Look for connections to potential sponsors on your planning team, board, or through other supporters who might be able to make an introduction. You can also research potential sponsors by connecting with the local chamber of commerce or digging through their social media to find out more about the types of events they typically sponsor. Your sponsorship packages should provide benefits and high ROI for the sponsor, such as logo exposure, social media mentions, or an opportunity to interact with participants or speak at the event. In-kind corporate sponsorships are also valuable for things like pin prizes, player gifts, auction or raffle prizes, or specific event services.
6. Stay Organized

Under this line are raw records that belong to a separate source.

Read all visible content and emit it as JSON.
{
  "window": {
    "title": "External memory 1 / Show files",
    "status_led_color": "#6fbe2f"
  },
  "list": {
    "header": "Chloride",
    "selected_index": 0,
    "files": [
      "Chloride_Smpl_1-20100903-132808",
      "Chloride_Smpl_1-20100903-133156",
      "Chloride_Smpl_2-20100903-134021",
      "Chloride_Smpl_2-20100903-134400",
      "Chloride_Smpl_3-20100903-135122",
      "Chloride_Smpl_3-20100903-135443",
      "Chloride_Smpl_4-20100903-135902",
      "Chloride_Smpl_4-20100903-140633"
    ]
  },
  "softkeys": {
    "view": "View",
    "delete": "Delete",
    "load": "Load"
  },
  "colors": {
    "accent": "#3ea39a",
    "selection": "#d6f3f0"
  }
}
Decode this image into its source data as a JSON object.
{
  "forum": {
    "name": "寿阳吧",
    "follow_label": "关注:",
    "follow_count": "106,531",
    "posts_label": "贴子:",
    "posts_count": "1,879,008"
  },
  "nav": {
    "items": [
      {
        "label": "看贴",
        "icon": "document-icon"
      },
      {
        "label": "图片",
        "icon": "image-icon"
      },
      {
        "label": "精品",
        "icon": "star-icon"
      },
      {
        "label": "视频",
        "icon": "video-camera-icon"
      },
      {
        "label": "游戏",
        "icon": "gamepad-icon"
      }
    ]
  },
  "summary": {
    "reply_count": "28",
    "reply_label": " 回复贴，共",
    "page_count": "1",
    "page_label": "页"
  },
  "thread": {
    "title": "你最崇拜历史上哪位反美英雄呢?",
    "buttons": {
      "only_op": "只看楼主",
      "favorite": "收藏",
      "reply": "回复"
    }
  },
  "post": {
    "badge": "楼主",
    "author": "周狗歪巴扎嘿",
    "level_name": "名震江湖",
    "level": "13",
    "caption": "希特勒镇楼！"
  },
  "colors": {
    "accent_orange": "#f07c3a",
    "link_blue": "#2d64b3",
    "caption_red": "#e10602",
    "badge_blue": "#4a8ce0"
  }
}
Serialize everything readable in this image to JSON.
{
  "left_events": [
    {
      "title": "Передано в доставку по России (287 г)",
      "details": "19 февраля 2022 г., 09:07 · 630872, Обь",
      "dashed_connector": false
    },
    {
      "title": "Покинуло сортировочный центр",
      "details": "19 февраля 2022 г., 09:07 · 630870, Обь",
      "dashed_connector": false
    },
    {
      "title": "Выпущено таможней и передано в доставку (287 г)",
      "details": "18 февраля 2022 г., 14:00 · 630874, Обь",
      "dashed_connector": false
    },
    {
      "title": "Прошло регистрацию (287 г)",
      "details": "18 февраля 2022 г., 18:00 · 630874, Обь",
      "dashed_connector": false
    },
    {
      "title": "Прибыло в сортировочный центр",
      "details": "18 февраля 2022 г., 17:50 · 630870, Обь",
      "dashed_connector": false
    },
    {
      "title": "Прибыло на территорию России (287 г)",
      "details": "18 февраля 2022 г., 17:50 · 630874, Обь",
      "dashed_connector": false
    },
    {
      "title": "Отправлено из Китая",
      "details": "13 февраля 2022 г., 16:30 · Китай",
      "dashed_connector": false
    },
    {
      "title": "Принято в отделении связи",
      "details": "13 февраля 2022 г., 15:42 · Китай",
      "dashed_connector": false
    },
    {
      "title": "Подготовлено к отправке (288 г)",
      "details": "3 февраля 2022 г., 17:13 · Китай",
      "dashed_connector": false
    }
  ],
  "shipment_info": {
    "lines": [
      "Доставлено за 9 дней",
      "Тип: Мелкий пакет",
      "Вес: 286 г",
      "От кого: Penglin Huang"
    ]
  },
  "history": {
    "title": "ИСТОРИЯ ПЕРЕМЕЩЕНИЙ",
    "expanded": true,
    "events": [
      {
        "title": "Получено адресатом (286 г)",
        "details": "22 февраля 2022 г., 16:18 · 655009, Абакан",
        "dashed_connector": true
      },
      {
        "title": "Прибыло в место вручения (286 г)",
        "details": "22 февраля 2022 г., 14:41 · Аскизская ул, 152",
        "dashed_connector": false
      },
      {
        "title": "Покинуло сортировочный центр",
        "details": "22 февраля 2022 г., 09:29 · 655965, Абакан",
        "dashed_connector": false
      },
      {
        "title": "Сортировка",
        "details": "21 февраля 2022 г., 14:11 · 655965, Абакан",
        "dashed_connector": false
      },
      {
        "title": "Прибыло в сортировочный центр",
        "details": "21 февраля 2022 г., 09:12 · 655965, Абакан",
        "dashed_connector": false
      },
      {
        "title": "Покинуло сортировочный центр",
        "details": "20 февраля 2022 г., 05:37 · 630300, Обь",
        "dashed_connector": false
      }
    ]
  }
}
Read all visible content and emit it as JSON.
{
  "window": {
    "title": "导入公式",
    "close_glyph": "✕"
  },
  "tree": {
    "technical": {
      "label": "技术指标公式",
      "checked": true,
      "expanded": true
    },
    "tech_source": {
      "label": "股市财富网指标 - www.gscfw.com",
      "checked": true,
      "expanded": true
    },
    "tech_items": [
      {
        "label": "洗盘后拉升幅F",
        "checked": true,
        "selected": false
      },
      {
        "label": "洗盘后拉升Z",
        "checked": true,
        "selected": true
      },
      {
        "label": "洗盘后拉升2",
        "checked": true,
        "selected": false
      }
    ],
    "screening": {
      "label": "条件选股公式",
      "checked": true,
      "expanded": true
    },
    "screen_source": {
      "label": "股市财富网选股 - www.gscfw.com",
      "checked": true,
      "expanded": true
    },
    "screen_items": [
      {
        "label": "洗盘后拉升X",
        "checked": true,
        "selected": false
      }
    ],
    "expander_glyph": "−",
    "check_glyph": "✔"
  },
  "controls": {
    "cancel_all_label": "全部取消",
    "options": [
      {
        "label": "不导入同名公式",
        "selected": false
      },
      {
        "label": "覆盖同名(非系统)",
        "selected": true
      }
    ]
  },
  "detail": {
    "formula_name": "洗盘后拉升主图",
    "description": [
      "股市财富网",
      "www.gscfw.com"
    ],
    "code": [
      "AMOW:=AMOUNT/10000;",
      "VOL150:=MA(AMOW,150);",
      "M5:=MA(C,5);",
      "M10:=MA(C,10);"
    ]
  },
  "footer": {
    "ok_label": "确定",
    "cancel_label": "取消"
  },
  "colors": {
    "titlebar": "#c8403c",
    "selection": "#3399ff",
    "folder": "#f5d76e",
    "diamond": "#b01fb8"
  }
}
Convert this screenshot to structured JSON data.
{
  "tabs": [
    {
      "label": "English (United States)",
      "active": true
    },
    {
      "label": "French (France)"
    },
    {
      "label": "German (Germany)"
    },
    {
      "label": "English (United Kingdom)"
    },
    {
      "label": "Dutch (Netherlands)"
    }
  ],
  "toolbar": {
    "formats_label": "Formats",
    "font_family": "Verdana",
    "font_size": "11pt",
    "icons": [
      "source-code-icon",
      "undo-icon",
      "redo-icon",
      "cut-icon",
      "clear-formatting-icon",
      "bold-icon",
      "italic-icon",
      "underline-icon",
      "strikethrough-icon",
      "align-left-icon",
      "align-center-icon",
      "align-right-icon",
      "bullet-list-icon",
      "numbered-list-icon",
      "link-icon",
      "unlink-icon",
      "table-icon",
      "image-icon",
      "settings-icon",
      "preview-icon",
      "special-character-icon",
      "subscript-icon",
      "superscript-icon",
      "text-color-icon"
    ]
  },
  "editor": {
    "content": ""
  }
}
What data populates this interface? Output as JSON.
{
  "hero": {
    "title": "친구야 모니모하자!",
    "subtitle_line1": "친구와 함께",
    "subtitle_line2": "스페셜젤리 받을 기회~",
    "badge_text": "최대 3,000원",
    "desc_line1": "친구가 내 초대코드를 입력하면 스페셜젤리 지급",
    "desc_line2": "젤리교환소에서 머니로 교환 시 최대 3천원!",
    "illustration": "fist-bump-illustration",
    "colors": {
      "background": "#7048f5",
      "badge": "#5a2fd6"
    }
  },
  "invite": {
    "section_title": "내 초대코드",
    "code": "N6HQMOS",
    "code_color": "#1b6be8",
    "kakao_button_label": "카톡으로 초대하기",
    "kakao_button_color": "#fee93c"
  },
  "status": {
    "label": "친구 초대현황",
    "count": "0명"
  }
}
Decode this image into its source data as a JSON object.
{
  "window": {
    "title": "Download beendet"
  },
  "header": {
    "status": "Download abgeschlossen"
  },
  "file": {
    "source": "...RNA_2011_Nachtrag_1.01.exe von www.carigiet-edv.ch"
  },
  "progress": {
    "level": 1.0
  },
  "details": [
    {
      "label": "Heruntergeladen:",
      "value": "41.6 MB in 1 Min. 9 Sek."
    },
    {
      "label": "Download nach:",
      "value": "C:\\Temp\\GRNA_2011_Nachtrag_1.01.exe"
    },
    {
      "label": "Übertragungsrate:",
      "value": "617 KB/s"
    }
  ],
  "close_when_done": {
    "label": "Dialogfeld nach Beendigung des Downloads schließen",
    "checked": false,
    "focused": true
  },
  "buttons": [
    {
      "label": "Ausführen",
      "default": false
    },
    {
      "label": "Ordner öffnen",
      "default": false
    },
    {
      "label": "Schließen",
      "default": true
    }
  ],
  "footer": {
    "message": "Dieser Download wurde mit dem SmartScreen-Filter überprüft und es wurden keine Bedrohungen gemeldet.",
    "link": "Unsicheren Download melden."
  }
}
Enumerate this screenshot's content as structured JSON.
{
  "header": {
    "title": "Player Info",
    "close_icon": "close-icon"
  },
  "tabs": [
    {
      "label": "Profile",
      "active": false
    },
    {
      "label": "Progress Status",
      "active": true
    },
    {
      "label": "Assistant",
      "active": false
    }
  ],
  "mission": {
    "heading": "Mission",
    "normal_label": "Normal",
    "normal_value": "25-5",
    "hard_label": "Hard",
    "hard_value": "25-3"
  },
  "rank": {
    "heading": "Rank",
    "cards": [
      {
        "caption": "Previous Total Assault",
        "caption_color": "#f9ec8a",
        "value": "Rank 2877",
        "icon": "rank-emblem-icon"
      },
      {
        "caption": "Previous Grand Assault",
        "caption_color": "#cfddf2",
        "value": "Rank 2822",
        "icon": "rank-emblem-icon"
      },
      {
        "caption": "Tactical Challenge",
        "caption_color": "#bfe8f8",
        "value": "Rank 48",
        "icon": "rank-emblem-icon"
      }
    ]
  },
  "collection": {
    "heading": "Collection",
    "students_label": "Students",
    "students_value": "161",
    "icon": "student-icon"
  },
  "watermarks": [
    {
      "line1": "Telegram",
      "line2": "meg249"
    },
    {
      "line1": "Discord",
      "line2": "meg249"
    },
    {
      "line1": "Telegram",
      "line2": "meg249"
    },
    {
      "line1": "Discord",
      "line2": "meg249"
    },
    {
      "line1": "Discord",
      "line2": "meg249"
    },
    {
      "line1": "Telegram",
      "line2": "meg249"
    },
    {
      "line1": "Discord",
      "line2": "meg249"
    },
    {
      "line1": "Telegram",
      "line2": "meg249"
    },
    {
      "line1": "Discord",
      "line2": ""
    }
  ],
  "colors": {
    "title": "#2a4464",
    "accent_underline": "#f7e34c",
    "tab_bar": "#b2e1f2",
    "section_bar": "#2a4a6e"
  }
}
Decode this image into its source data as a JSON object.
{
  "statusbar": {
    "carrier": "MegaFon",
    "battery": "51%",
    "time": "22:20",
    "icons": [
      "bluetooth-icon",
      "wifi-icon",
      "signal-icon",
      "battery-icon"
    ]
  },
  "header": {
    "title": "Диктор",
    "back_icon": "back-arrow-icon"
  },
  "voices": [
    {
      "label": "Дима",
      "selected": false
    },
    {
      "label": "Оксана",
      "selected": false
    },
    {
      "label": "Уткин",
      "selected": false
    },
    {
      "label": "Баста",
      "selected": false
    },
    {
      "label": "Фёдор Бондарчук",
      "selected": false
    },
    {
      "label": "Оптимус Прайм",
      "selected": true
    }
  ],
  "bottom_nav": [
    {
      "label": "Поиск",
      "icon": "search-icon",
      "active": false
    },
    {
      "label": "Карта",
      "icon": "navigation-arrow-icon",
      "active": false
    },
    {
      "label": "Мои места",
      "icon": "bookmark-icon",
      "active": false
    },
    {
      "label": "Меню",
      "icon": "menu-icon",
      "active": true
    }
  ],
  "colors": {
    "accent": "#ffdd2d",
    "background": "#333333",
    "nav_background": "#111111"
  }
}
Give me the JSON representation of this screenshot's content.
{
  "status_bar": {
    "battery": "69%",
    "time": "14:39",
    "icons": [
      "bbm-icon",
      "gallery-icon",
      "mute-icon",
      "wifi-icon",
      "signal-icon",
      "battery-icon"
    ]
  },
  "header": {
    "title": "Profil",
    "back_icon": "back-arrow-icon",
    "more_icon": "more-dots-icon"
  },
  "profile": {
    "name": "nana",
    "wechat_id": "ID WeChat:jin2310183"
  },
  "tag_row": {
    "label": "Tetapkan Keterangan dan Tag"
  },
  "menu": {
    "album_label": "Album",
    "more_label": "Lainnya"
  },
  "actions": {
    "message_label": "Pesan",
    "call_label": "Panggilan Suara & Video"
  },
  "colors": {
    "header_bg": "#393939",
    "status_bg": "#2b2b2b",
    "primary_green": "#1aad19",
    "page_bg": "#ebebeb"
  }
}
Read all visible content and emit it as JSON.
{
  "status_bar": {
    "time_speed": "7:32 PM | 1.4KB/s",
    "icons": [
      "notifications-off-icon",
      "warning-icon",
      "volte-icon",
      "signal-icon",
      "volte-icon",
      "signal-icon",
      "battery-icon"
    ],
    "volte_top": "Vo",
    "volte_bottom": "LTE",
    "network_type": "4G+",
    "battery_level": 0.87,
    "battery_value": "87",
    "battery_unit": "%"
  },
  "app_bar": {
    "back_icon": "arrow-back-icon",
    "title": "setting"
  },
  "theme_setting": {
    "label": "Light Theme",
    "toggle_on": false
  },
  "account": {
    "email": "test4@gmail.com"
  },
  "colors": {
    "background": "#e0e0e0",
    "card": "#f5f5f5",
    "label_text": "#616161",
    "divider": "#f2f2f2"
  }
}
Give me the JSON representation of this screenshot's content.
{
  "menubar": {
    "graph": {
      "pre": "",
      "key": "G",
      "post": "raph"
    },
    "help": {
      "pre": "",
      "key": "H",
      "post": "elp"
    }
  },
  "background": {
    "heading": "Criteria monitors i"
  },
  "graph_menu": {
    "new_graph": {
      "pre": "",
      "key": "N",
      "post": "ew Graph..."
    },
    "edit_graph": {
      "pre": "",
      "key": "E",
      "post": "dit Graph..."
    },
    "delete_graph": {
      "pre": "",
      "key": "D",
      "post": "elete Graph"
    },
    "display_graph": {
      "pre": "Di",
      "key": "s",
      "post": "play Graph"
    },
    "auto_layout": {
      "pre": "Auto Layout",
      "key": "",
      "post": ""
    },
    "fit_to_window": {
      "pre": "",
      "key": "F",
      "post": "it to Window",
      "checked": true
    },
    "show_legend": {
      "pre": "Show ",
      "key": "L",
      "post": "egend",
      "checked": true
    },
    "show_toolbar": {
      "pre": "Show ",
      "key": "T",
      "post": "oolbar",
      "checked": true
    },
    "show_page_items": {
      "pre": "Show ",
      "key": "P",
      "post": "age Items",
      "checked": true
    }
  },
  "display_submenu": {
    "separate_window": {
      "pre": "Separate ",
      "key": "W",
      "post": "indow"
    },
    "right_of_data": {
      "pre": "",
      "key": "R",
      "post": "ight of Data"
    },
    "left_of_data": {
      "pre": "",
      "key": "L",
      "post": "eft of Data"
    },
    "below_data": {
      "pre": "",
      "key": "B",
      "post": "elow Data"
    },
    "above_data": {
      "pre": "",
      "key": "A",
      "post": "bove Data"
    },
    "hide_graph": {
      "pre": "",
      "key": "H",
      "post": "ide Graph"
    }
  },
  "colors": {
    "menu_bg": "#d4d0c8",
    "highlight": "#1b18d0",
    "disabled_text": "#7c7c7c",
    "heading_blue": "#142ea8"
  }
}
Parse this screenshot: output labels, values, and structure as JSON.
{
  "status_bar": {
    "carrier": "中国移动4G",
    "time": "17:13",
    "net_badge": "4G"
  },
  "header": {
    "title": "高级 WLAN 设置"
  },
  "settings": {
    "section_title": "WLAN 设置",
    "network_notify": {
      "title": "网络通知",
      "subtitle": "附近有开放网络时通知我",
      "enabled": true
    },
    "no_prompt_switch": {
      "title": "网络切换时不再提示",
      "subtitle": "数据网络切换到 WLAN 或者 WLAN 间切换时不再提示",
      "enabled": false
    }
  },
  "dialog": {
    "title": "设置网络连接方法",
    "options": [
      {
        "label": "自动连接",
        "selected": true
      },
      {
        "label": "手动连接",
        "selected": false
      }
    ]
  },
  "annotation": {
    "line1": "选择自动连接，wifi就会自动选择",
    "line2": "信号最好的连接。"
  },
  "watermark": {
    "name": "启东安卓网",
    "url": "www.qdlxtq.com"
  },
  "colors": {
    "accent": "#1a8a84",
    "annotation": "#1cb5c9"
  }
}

Using a golf-specific platform makes it simple to keep all your information in one place, so your team and the golf facility staff can easily access up-to-date player information, easily make hole assignments, and print cart signs and registration lists. Communicate the day’s schedule with all registrants ahead of time so they know what to expect. You might also develop a master schedule and task list to keep volunteers and planning team members on track with what needs to be done and when it should happen.
Check-in should be appropriately staffed and prepared for a rush of golfers so no one is waiting for long periods of time. You might also set up a donation station at check in and sell mulligans or raffle tickets. Your event website should be mobile-friendly so folks can make payments right on their mobile device so you don’t have to mess with cash.
7. Follow Up After the Tournament
Once the event is over, your job isn’t done! Send thank yous to express your gratitude to golfers, sponsors, donors, and volunteers. Share videos or photos that highlight the day and get them excited about coming back again next year!
Do a deep dive on the outcomes of your event to help you determine any changes that need to be made. Do you need to increase registration fees? Are there other sponsorships to add to the lineup? Did the golf course meet your needs? What other ways can you promote the event? Is there a different day of the week or time of year that might work better? You might also conduct surveys to get feedback from golfers and sponsors to help further inform your strategy for subsequent golf events.
Golf tournaments are a great way to bring in dollars while engaging donors and driving impact. Even if you’ve never planned a golf tournament before, it doesn’t have to be scary! Start by getting your tech platform in place to launch an event website, collect registrations, sell sponsorships, and facilitate a successful, lucrative golf tournament.
About the Author
Logan Foote has been around the game of golf nearly his entire life. He first picked up a club at the age of four, and despite thousands of attempts, he’s never had a hole-in-one. He earned a bachelor’s degree in business administration at the University of Nebraska-Lincoln and pursued a career in sales. Logan came to GolfStatus in 2017, where he channels his passion for golf to help nonprofits raise money through the game. As Sales and Education Manager, Logan oversees a team that works with thousands of nonprofit clients to maximize their golf fundraisers with the GolfStatus platform, and shares his golf fundraising expertise through GolfStatus’s free educational webinars. He lives and golfs in Lincoln, Nebraska with his wife and three sons.